Problem requirements – All of the data below should be output exactly as given.
--
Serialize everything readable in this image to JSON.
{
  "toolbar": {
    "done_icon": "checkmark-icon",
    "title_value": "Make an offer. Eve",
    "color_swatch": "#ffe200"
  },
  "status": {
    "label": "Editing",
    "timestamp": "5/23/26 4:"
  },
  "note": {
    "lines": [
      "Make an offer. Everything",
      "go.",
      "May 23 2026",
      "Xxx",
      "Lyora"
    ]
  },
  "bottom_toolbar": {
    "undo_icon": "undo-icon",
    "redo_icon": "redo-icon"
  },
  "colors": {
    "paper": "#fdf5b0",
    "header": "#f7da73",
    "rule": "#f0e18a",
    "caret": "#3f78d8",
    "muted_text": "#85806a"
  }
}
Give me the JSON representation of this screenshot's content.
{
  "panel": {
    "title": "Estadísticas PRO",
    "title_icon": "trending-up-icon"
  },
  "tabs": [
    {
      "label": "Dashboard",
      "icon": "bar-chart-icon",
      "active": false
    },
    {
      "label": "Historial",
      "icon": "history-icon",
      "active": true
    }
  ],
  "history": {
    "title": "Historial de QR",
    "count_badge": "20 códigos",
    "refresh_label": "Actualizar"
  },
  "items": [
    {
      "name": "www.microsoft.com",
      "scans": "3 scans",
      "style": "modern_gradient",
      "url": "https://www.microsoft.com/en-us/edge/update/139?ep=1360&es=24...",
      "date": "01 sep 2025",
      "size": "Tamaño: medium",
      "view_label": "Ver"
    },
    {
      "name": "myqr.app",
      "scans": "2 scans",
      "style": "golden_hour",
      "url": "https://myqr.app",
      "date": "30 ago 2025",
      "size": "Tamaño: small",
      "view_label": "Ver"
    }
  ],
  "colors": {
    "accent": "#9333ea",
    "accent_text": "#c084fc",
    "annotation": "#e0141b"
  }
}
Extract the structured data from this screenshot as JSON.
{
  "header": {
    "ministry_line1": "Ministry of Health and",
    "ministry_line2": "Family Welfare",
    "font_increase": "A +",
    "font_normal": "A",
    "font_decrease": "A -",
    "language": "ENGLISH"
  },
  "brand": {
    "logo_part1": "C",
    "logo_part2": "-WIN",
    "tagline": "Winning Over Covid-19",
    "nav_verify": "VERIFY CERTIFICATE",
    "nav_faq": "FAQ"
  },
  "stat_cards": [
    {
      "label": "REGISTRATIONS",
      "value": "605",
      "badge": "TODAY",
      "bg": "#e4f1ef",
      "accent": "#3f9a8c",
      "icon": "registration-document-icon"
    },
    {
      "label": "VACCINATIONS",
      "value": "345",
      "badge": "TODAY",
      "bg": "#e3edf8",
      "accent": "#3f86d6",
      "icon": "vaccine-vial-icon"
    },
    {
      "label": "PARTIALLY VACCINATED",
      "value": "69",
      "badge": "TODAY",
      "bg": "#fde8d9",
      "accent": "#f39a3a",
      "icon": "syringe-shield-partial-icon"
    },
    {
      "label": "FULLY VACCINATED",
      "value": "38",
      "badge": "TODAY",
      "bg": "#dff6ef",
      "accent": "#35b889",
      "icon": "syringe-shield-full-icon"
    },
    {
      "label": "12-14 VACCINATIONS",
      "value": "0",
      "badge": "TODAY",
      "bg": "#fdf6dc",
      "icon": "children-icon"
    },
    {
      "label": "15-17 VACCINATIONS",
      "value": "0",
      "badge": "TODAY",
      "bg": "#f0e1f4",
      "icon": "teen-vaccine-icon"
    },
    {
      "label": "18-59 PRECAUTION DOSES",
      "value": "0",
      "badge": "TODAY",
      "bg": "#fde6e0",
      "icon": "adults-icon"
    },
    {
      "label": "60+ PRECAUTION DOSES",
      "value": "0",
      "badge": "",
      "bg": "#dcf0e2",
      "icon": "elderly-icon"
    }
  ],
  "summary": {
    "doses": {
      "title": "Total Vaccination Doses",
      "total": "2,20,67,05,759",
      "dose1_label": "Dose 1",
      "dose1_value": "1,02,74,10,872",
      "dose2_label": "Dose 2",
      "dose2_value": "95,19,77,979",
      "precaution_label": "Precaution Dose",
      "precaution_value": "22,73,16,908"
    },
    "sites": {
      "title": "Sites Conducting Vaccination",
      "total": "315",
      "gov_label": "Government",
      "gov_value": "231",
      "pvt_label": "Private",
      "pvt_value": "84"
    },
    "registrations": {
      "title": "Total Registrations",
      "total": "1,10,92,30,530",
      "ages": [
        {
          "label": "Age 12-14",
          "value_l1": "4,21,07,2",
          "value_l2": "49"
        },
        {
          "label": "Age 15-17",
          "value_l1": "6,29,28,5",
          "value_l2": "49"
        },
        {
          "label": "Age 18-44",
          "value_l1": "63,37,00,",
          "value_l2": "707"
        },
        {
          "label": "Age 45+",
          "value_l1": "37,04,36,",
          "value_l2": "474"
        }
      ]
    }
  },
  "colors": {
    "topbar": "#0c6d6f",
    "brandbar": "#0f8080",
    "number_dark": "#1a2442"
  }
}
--
Response area –
Serialize everything readable in this image to JSON.
{
  "toolbar": {
    "done_icon": "checkmark-icon",
    "title_value": "Make an offer. Eve",
    "color_swatch": "#ffe200"
  },
  "status": {
    "label": "Editing",
    "timestamp": "5/23/26 4:"
  },
  "note": {
    "lines": [
      "Make an offer. Everything",
      "go.",
      "May 23 2026",
      "Xxx",
      "Lyora"
    ]
  },
  "bottom_toolbar": {
    "undo_icon": "undo-icon",
    "redo_icon": "redo-icon"
  },
  "colors": {
    "paper": "#fdf5b0",
    "header": "#f7da73",
    "rule": "#f0e18a",
    "caret": "#3f78d8",
    "muted_text": "#85806a"
  }
}
Give me the JSON representation of this screenshot's content.
{
  "panel": {
    "title": "Estadísticas PRO",
    "title_icon": "trending-up-icon"
  },
  "tabs": [
    {
      "label": "Dashboard",
      "icon": "bar-chart-icon",
      "active": false
    },
    {
      "label": "Historial",
      "icon": "history-icon",
      "active": true
    }
  ],
  "history": {
    "title": "Historial de QR",
    "count_badge": "20 códigos",
    "refresh_label": "Actualizar"
  },
  "items": [
    {
      "name": "www.microsoft.com",
      "scans": "3 scans",
      "style": "modern_gradient",
      "url": "https://www.microsoft.com/en-us/edge/update/139?ep=1360&es=24...",
      "date": "01 sep 2025",
      "size": "Tamaño: medium",
      "view_label": "Ver"
    },
    {
      "name": "myqr.app",
      "scans": "2 scans",
      "style": "golden_hour",
      "url": "https://myqr.app",
      "date": "30 ago 2025",
      "size": "Tamaño: small",
      "view_label": "Ver"
    }
  ],
  "colors": {
    "accent": "#9333ea",
    "accent_text": "#c084fc",
    "annotation": "#e0141b"
  }
}
Extract the structured data from this screenshot as JSON.
{
  "header": {
    "ministry_line1": "Ministry of Health and",
    "ministry_line2": "Family Welfare",
    "font_increase": "A +",
    "font_normal": "A",
    "font_decrease": "A -",
    "language": "ENGLISH"
  },
  "brand": {
    "logo_part1": "C",
    "logo_part2": "-WIN",
    "tagline": "Winning Over Covid-19",
    "nav_verify": "VERIFY CERTIFICATE",
    "nav_faq": "FAQ"
  },
  "stat_cards": [
    {
      "label": "REGISTRATIONS",
      "value": "605",
      "badge": "TODAY",
      "bg": "#e4f1ef",
      "accent": "#3f9a8c",
      "icon": "registration-document-icon"
    },
    {
      "label": "VACCINATIONS",
      "value": "345",
      "badge": "TODAY",
      "bg": "#e3edf8",
      "accent": "#3f86d6",
      "icon": "vaccine-vial-icon"
    },
    {
      "label": "PARTIALLY VACCINATED",
      "value": "69",
      "badge": "TODAY",
      "bg": "#fde8d9",
      "accent": "#f39a3a",
      "icon": "syringe-shield-partial-icon"
    },
    {
      "label": "FULLY VACCINATED",
      "value": "38",
      "badge": "TODAY",
      "bg": "#dff6ef",
      "accent": "#35b889",
      "icon": "syringe-shield-full-icon"
    },
    {
      "label": "12-14 VACCINATIONS",
      "value": "0",
      "badge": "TODAY",
      "bg": "#fdf6dc",
      "icon": "children-icon"
    },
    {
      "label": "15-17 VACCINATIONS",
      "value": "0",
      "badge": "TODAY",
      "bg": "#f0e1f4",
      "icon": "teen-vaccine-icon"
    },
    {
      "label": "18-59 PRECAUTION DOSES",
      "value": "0",
      "badge": "TODAY",
      "bg": "#fde6e0",
      "icon": "adults-icon"
    },
    {
      "label": "60+ PRECAUTION DOSES",
      "value": "0",
      "badge": "",
      "bg": "#dcf0e2",
      "icon": "elderly-icon"
    }
  ],
  "summary": {
    "doses": {
      "title": "Total Vaccination Doses",
      "total": "2,20,67,05,759",
      "dose1_label": "Dose 1",
      "dose1_value": "1,02,74,10,872",
      "dose2_label": "Dose 2",
      "dose2_value": "95,19,77,979",
      "precaution_label": "Precaution Dose",
      "precaution_value": "22,73,16,908"
    },
    "sites": {
      "title": "Sites Conducting Vaccination",
      "total": "315",
      "gov_label": "Government",
      "gov_value": "231",
      "pvt_label": "Private",
      "pvt_value": "84"
    },
    "registrations": {
      "title": "Total Registrations",
      "total": "1,10,92,30,530",
      "ages": [
        {
          "label": "Age 12-14",
          "value_l1": "4,21,07,2",
          "value_l2": "49"
        },
        {
          "label": "Age 15-17",
          "value_l1": "6,29,28,5",
          "value_l2": "49"
        },
        {
          "label": "Age 18-44",
          "value_l1": "63,37,00,",
          "value_l2": "707"
        },
        {
          "label": "Age 45+",
          "value_l1": "37,04,36,",
          "value_l2": "474"
        }
      ]
    }
  },
  "colors": {
    "topbar": "#0c6d6f",
    "brandbar": "#0f8080",
    "number_dark": "#1a2442"
  }
}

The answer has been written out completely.